David Lidington (Shadow Minister, Foreign Affairs; Aylesbury, Conservative)
No, I am not going to give way.
The Minister in his comments today and the Foreign Secretary earlier this week talked about the welcome commitment on aid that the Government are giving to the people of Gaza. I would be grateful if the Minister replying to this debate could say something about the Government's estimate of whether the attack on the UN headquarters today is likely to cause serious disruption to the distribution of essential United Nations aid. I would also be grateful if they can say what help the Government are now providing, either bilaterally or through multilateral institutions, to offer immediate relief to suffering civilians and how far the Government's plans have now advanced to contribute to the large-scale relief work and longer-term reconstruction work that will be essential if, once a ceasefire is achieved, we can start to recreate anything resembling a normal life and hopes for a better future for the people of the Gaza strip.
But we need not just to provide practical, material relief. The history of Gaza shows us that a truce is inherently unstable. The weaknesses in the old ceasefire arrangements, which collapsed three weeks ago, were analysed well by the International Crisis Group. The ICG pointed out that the ceasefire was unwritten, that it was negotiated via a third party and that the interpretations of its terms, by Hamas on the one hand and Israel on the other, differed substantially. Hamas believed that it had achieved a six-month period providing phased access to and for Gaza, whereas Israel viewed the agreement on a ceasefire as open-ended, with a modulated opening of the crossings, depending on the degree of calm in the south and progress towards the release of Gilad Shalit. The incompatibility of those differing interpretations of a ceasefire agreement that was never written down is an important part of the explanation of why it collapsed when it did.

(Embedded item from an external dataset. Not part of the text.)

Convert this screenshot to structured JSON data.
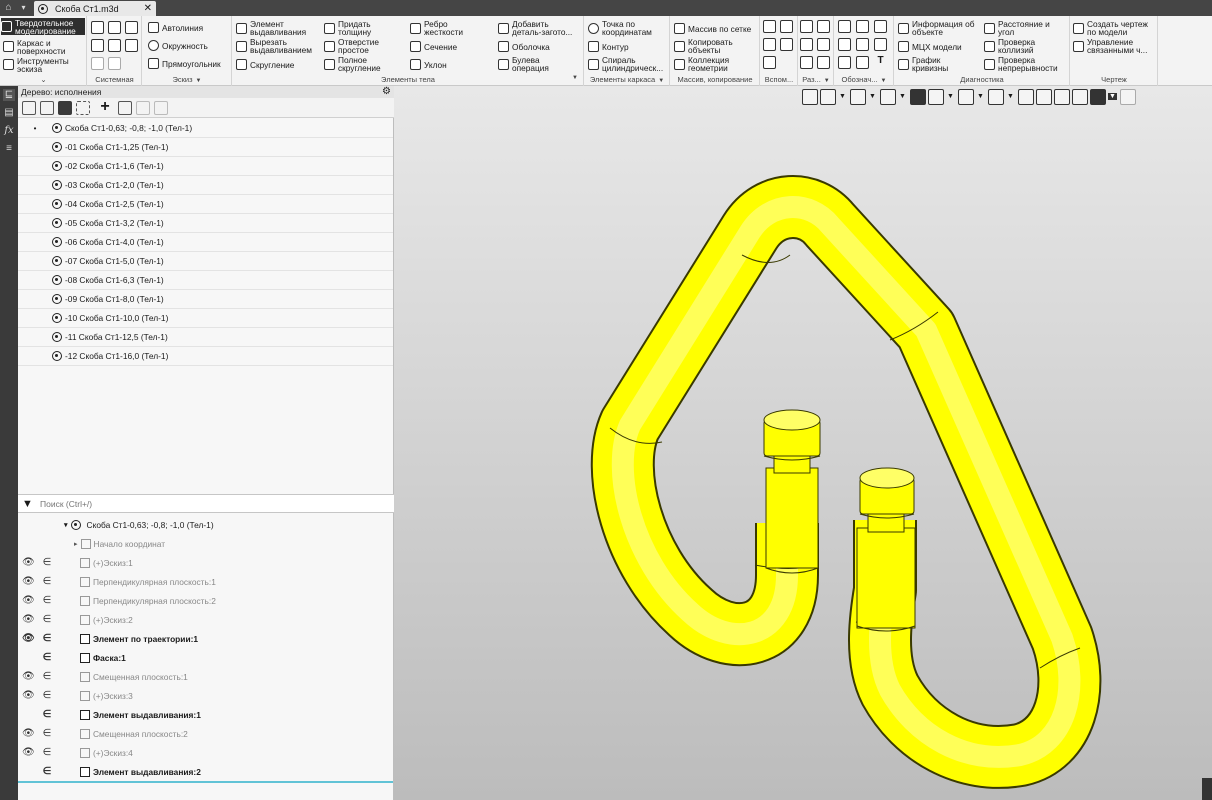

It is dangerous to think that if we can get a new ceasefire in place, the international community can then sit back and take its time before making moves to rekindle the broader peace process. As Sir Alan Beith and others have said, what we have seen in recent years and even decades is a failure of political energy and political will by the entire international community.
Efforts to seek a comprehensive peace settlement should be a priority for the new United States Administration and for the European Union. I do not pretend for a moment that that will be an easy and straightforward task. I spent most of last week in Syria and Lebanon, and I saw how the Arab media are using images of death and mutilation in Gaza that are far more vivid than anything published or broadcast here. I got a sense of the rage being felt by Governments and ordinary citizens in those countries, and we have to remember that in virtually every Arab country 60 per cent. of the population is under 30. Moderate Arab leaders are fearful of the impact of Gaza on opinion in their countries, and even states such as Turkey and Malaysia have denounced Israel's action in the most strident language.
Yet the signs are not altogether those of pessimism. The Syrian leaders to whom I spoke told me that they certainly could not talk to Israel now, but that they would be willing to return to talks about Golan in the future, after a ceasefire in Gaza had been re-established. We all know the political objective: an Israel living safely behind internationally recognised borders and alongside a Palestinian state that is sovereign, and economically and politically viable. That has to be coupled with Israel's right to live in peace and security, recognised by all of her neighbours. In essence, we need to ally the Oslo-Annapolis process to the regional settlement proposed in the Arab peace initiative, which involves tackling some difficult issues that are worthy of another day's debate in themselves. The process has to address the issue of Hamas and the rejectionist Palestinians. We have heard frequent statements from Hamas, Islamic Jihad and others calling for an end to the state of Israel, saying that there can never be any compromise and using language that, at times, moves from being anti-Israeli to being forthrightly anti-Semitic. At the same time, we have to acknowledge that those organisations enjoy a measure of genuine electoral support in the Palestinian territories. Are those organisations prepared to commit themselves genuinely to a political process whose objective would be a two-state solution and the recognition of Israel?
The role of Iran was pointed out by my hon. Friend Mr. Ellwood. Iran, with her population, natural resources and the entrepreneurial traditions of her people, could be a key economic and political force for good in the region, but at the moment Iranian policy far too often exercises a malign influence on the search for peace and stability. Iran has got to choose what type of influence she wishes to exert. Does she want a durable peace in the region and the recognition of her role as a significant player in regional affairs, or does she seek the path of confrontation? I have believed for a long time that the policy of seeking to isolate Iran—refusing to engage with her—was a mistake. I welcome the fact that the new US Administration are committed to a policy of engagement, and I hope that they will test to the full the readiness of the regime in Iran to work for peace, rather than for instability and confrontation.
To conclude, the interests of the United Kingdom lie not only in a ceasefire, and not only—vital though it is—in bringing an end to the suffering of 1.5 million people, but in an enduring peace that will at last give to all the countries of the middle east the assurance of security and the chance for their people to prosper.